PSRC develops policies and coordinates decisions about regional growth, transportation and economic development planning within King, Pierce, Snohomish and Kitsap counties. The Council is composed of more than 80 entities, including all four counties, cities and towns, ports, state and local transportation agencies and tribal governments within the region. In 2012, PSRC will select projects for the roughly $400 million in federal funds the region can expect to receive over the next few years. PSRC is also the lead regional economic development planning resource and home to the Prosperity Partnership.
PSRC’s Vision 2040 is the region’s growth management, economic and transportation strategy, designed to meet the needs of the 5 million people expected to be living in the region in 2040 (compared to the 3.7 million people living here today). It is an integrated, long-range vision for the future that lays out a strategy for maintaining a healthy region - promoting the well-being of people and communities, economic vitality and a healthy environment.
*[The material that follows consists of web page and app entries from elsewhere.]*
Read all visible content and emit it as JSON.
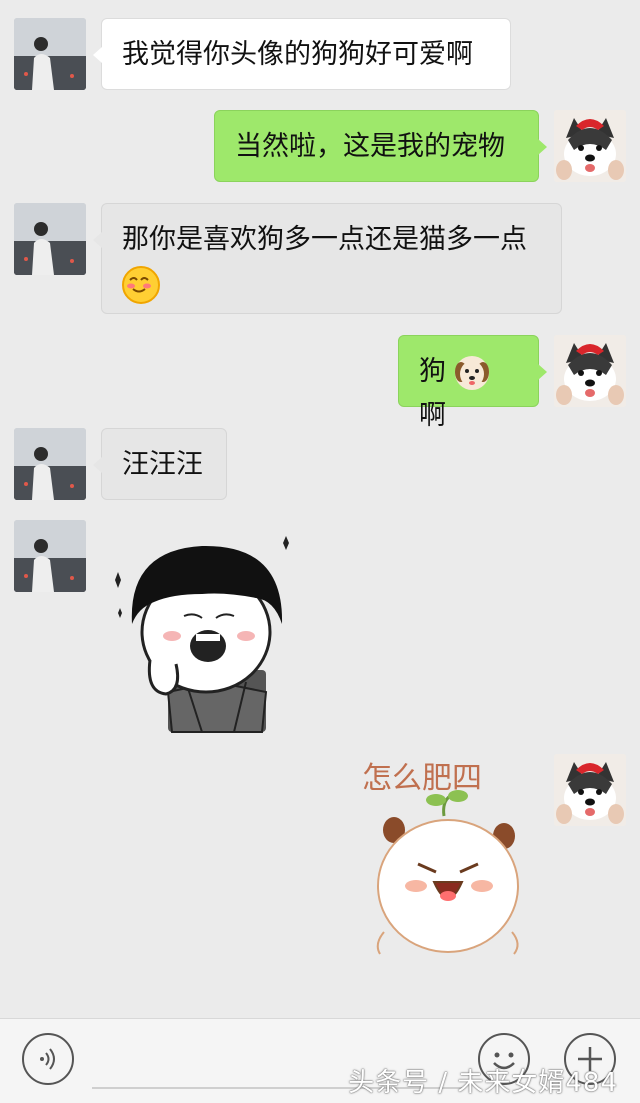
{
  "messages": [
    {
      "side": "left",
      "text": "我觉得你头像的狗狗好可爱啊"
    },
    {
      "side": "right",
      "text": "当然啦，这是我的宠物"
    },
    {
      "side": "left",
      "text_line1": "那你是喜欢狗多一点还是猫多一点",
      "emoji": "blush-smile-emoji"
    },
    {
      "side": "right",
      "text_before": "狗",
      "emoji": "dog-face-emoji",
      "text_after": "啊"
    },
    {
      "side": "left",
      "text": "汪汪汪"
    },
    {
      "side": "left",
      "sticker": "mushroom-head-meme-sticker"
    },
    {
      "side": "right",
      "sticker": "cute-bun-sticker",
      "sticker_text": "怎么肥四"
    }
  ],
  "input_bar": {
    "voice_icon": "voice-icon",
    "emoji_icon": "emoji-icon",
    "plus_icon": "plus-icon"
  },
  "watermark": "头条号 / 未来女婿484",
  "colors": {
    "background": "#ebebeb",
    "outgoing_bubble": "#9ee86b",
    "incoming_bubble": "#ffffff"
  }
}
Community Transit is responsible for providing transportation options for Snohomish County residents, including bus and paratransit service, vanpool and ridesharing options. Call Community Transit at (425) 353-7433 or (800) 562-1375 for bus information, or (888) 814-1300 for carpool or vanpool information, or go to www.communitytransit.org. You can also read our blog at www.communitytransit.blogspot.com, visit our Facebook page or see us on YouTube. Support local businesses and Community Transit when you Buy Local for Transit; read more at www.communitytransit.org/buylocal.